GIVEN RECORDS Block Start

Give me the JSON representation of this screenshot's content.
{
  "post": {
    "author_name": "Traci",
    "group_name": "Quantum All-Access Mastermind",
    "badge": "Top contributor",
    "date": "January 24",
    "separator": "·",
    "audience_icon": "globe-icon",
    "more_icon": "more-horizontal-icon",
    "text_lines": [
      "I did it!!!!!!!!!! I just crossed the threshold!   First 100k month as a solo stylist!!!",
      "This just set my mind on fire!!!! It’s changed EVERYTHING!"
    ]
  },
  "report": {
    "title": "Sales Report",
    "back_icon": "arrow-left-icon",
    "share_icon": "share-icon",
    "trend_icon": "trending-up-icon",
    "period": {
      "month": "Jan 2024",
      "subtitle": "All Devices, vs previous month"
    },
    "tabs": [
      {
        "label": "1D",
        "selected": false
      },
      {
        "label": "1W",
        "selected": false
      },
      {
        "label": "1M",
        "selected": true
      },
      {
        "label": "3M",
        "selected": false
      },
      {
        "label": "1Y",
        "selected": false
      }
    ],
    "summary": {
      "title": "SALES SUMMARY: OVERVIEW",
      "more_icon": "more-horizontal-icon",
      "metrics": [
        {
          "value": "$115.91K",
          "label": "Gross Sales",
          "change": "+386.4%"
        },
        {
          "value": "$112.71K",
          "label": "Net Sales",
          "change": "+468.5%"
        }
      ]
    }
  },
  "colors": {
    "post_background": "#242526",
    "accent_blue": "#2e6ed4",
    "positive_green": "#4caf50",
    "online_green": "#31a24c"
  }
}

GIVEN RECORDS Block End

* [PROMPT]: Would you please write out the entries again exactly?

* [OUTPUT FOR THIS EXERCISE]:
Give me the JSON representation of this screenshot's content.
{
  "post": {
    "author_name": "Traci",
    "group_name": "Quantum All-Access Mastermind",
    "badge": "Top contributor",
    "date": "January 24",
    "separator": "·",
    "audience_icon": "globe-icon",
    "more_icon": "more-horizontal-icon",
    "text_lines": [
      "I did it!!!!!!!!!! I just crossed the threshold!   First 100k month as a solo stylist!!!",
      "This just set my mind on fire!!!! It’s changed EVERYTHING!"
    ]
  },
  "report": {
    "title": "Sales Report",
    "back_icon": "arrow-left-icon",
    "share_icon": "share-icon",
    "trend_icon": "trending-up-icon",
    "period": {
      "month": "Jan 2024",
      "subtitle": "All Devices, vs previous month"
    },
    "tabs": [
      {
        "label": "1D",
        "selected": false
      },
      {
        "label": "1W",
        "selected": false
      },
      {
        "label": "1M",
        "selected": true
      },
      {
        "label": "3M",
        "selected": false
      },
      {
        "label": "1Y",
        "selected": false
      }
    ],
    "summary": {
      "title": "SALES SUMMARY: OVERVIEW",
      "more_icon": "more-horizontal-icon",
      "metrics": [
        {
          "value": "$115.91K",
          "label": "Gross Sales",
          "change": "+386.4%"
        },
        {
          "value": "$112.71K",
          "label": "Net Sales",
          "change": "+468.5%"
        }
      ]
    }
  },
  "colors": {
    "post_background": "#242526",
    "accent_blue": "#2e6ed4",
    "positive_green": "#4caf50",
    "online_green": "#31a24c"
  }
}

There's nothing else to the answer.